Prompt: Below is a set of entries. Print the line that contains "Serialize everything readable" and every later line word for word, through the final one.

Materials provided:
____________

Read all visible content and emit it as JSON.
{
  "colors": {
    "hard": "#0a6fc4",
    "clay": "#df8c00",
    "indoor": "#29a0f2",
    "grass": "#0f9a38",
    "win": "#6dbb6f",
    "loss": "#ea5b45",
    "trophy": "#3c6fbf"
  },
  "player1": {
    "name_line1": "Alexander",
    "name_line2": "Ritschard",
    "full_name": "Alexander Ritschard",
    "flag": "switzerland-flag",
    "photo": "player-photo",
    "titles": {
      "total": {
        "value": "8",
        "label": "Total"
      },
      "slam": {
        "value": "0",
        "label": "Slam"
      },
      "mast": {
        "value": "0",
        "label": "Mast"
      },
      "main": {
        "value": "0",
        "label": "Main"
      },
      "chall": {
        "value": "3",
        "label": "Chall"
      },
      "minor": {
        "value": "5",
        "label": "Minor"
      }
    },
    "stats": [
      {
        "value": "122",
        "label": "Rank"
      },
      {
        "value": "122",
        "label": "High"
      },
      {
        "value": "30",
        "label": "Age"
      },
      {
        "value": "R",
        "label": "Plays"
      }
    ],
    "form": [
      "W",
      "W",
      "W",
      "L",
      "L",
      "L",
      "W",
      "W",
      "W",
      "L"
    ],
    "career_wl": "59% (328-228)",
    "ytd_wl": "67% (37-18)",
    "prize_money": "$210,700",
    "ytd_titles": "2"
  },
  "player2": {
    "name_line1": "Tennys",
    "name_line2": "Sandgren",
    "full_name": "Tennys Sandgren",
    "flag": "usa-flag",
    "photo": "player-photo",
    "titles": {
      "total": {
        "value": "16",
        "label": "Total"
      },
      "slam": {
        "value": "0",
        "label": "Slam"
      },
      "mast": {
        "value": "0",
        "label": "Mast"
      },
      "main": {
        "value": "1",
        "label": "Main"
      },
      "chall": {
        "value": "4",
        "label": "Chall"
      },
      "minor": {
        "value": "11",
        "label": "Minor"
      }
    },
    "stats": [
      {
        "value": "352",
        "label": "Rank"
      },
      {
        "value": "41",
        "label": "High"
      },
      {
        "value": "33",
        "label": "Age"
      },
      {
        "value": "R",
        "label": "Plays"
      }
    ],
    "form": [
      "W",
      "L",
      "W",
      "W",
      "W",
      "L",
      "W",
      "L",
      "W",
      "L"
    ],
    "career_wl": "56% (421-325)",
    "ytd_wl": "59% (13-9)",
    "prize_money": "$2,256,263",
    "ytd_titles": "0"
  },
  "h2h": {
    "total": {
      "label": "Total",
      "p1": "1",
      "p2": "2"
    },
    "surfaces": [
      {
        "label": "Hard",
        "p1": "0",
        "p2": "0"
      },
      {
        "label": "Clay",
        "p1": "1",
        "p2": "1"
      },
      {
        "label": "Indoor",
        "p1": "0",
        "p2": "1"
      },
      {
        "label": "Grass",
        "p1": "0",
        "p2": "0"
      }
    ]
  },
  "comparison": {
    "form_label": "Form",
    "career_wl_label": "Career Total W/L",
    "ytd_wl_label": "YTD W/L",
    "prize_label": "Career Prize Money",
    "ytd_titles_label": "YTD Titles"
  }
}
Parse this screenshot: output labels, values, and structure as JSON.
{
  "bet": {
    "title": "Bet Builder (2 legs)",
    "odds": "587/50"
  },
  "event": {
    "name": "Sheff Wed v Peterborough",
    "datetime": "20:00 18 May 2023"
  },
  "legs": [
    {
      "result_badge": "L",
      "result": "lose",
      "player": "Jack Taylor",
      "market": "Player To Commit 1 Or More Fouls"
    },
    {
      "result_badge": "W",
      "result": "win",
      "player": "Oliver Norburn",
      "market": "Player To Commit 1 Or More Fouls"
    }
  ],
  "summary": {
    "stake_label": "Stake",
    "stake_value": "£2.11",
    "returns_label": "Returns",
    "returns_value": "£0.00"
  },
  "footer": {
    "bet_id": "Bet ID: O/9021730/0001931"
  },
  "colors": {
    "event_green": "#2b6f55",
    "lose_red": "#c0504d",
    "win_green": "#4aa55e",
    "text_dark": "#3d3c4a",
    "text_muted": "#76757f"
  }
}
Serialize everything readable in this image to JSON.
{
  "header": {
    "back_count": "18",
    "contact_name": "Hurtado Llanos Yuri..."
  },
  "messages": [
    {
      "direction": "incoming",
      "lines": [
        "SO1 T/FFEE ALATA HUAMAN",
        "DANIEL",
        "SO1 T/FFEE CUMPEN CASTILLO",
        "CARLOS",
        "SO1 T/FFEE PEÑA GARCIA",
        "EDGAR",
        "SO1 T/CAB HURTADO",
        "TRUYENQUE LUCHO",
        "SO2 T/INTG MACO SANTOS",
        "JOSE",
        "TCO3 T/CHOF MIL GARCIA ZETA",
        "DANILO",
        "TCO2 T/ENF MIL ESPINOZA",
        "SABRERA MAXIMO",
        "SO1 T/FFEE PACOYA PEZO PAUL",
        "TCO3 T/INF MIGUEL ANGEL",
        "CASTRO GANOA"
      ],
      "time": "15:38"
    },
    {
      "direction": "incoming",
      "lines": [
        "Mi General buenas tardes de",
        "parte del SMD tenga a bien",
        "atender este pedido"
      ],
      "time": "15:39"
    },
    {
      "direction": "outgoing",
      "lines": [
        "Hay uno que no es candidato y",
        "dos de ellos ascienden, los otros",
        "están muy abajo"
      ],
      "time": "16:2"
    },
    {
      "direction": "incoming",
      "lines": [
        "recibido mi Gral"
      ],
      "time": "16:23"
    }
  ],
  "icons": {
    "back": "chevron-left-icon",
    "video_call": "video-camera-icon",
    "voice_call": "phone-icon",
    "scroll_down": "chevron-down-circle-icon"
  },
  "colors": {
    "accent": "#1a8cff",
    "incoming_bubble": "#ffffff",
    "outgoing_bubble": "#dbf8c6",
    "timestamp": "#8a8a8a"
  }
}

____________

Solved problem:
Serialize everything readable in this image to JSON.
{
  "header": {
    "back_count": "18",
    "contact_name": "Hurtado Llanos Yuri..."
  },
  "messages": [
    {
      "direction": "incoming",
      "lines": [
        "SO1 T/FFEE ALATA HUAMAN",
        "DANIEL",
        "SO1 T/FFEE CUMPEN CASTILLO",
        "CARLOS",
        "SO1 T/FFEE PEÑA GARCIA",
        "EDGAR",
        "SO1 T/CAB HURTADO",
        "TRUYENQUE LUCHO",
        "SO2 T/INTG MACO SANTOS",
        "JOSE",
        "TCO3 T/CHOF MIL GARCIA ZETA",
        "DANILO",
        "TCO2 T/ENF MIL ESPINOZA",
        "SABRERA MAXIMO",
        "SO1 T/FFEE PACOYA PEZO PAUL",
        "TCO3 T/INF MIGUEL ANGEL",
        "CASTRO GANOA"
      ],
      "time": "15:38"
    },
    {
      "direction": "incoming",
      "lines": [
        "Mi General buenas tardes de",
        "parte del SMD tenga a bien",
        "atender este pedido"
      ],
      "time": "15:39"
    },
    {
      "direction": "outgoing",
      "lines": [
        "Hay uno que no es candidato y",
        "dos de ellos ascienden, los otros",
        "están muy abajo"
      ],
      "time": "16:2"
    },
    {
      "direction": "incoming",
      "lines": [
        "recibido mi Gral"
      ],
      "time": "16:23"
    }
  ],
  "icons": {
    "back": "chevron-left-icon",
    "video_call": "video-camera-icon",
    "voice_call": "phone-icon",
    "scroll_down": "chevron-down-circle-icon"
  },
  "colors": {
    "accent": "#1a8cff",
    "incoming_bubble": "#ffffff",
    "outgoing_bubble": "#dbf8c6",
    "timestamp": "#8a8a8a"
  }
}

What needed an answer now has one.